## Task objective
Copy each line of the records that holds the string "name".

## Provided records
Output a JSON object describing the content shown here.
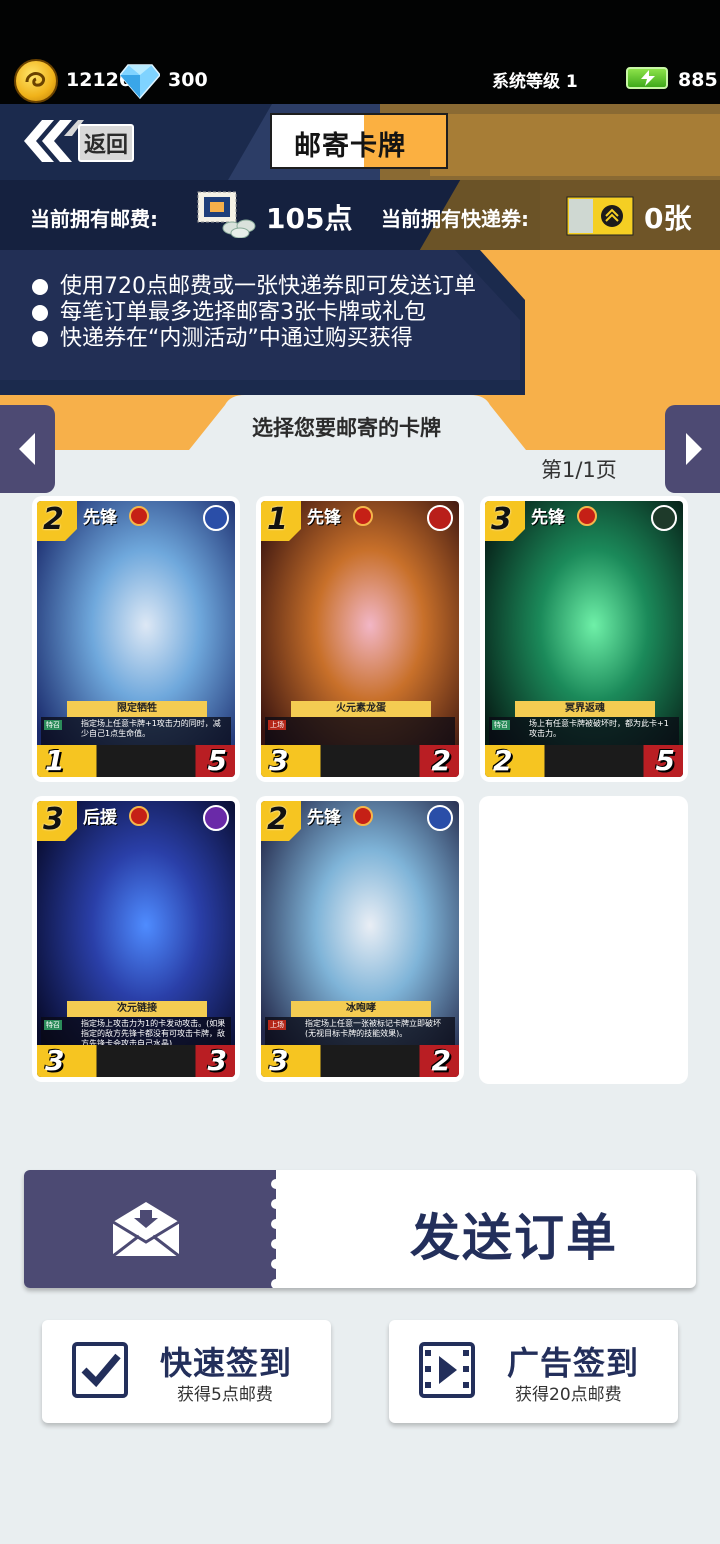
{
  "currency": {
    "gold": "12126",
    "diamonds": "300",
    "system_level": "系统等级 1",
    "energy": "885"
  },
  "header": {
    "back_label": "返回",
    "title_a": "邮寄",
    "title_b": "卡牌"
  },
  "postage": {
    "fee_label": "当前拥有邮费:",
    "fee_value": "105点",
    "voucher_label": "当前拥有快递券:",
    "voucher_value": "0张"
  },
  "rules": [
    "使用720点邮费或一张快递券即可发送订单",
    "每笔订单最多选择邮寄3张卡牌或礼包",
    "快递券在“内测活动”中通过购买获得"
  ],
  "selection": {
    "title": "选择您要邮寄的卡牌",
    "page": "第1/1页"
  },
  "cards": [
    {
      "cost": "2",
      "role": "先锋",
      "name": "限定牺牲",
      "tag": "特召",
      "desc": "指定场上任意卡牌+1攻击力的同时，减少自己1点生命值。",
      "atk": "1",
      "hp": "5",
      "palette": [
        "#1a2a6c",
        "#6fa8dc",
        "#dde8f5"
      ],
      "elem_color": "#2a4ea8"
    },
    {
      "cost": "1",
      "role": "先锋",
      "name": "火元素龙蛋",
      "tag": "上场",
      "desc": "",
      "atk": "3",
      "hp": "2",
      "palette": [
        "#3a1410",
        "#c8702a",
        "#f2b6c6"
      ],
      "elem_color": "#b91f1a"
    },
    {
      "cost": "3",
      "role": "先锋",
      "name": "冥界返魂",
      "tag": "特召",
      "desc": "场上有任意卡牌被破坏时，都为此卡+1攻击力。",
      "atk": "2",
      "hp": "5",
      "palette": [
        "#061a14",
        "#1b8a5a",
        "#6ff0a8"
      ],
      "elem_color": "#1e3a2a"
    },
    {
      "cost": "3",
      "role": "后援",
      "name": "次元链接",
      "tag": "特召",
      "desc": "指定场上攻击力为1的卡发动攻击。(如果指定的敌方先锋卡都没有可攻击卡牌，敌方先锋卡会攻击自己水晶)",
      "atk": "3",
      "hp": "3",
      "palette": [
        "#070a2a",
        "#2a3fa8",
        "#4f8cff"
      ],
      "elem_color": "#6a2aa8"
    },
    {
      "cost": "2",
      "role": "先锋",
      "name": "冰咆哮",
      "tag": "上场",
      "desc": "指定场上任意一张被标记卡牌立即破坏(无视目标卡牌的技能效果)。",
      "atk": "3",
      "hp": "2",
      "palette": [
        "#23284a",
        "#7fb4d8",
        "#e9eef5"
      ],
      "elem_color": "#2a4ea8"
    }
  ],
  "actions": {
    "send_label": "发送订单",
    "quick_checkin": {
      "title": "快速签到",
      "sub": "获得5点邮费"
    },
    "ad_checkin": {
      "title": "广告签到",
      "sub": "获得20点邮费"
    }
  },
  "colors": {
    "navy": "#1b2a4d",
    "gold": "#f7b04a",
    "purple": "#4c4a73",
    "text_navy": "#232f5b"
  }
}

## Answer for the task
      "name": "限定牺牲",
      "name": "火元素龙蛋",
      "name": "冥界返魂",
      "name": "次元链接",
      "name": "冰咆哮",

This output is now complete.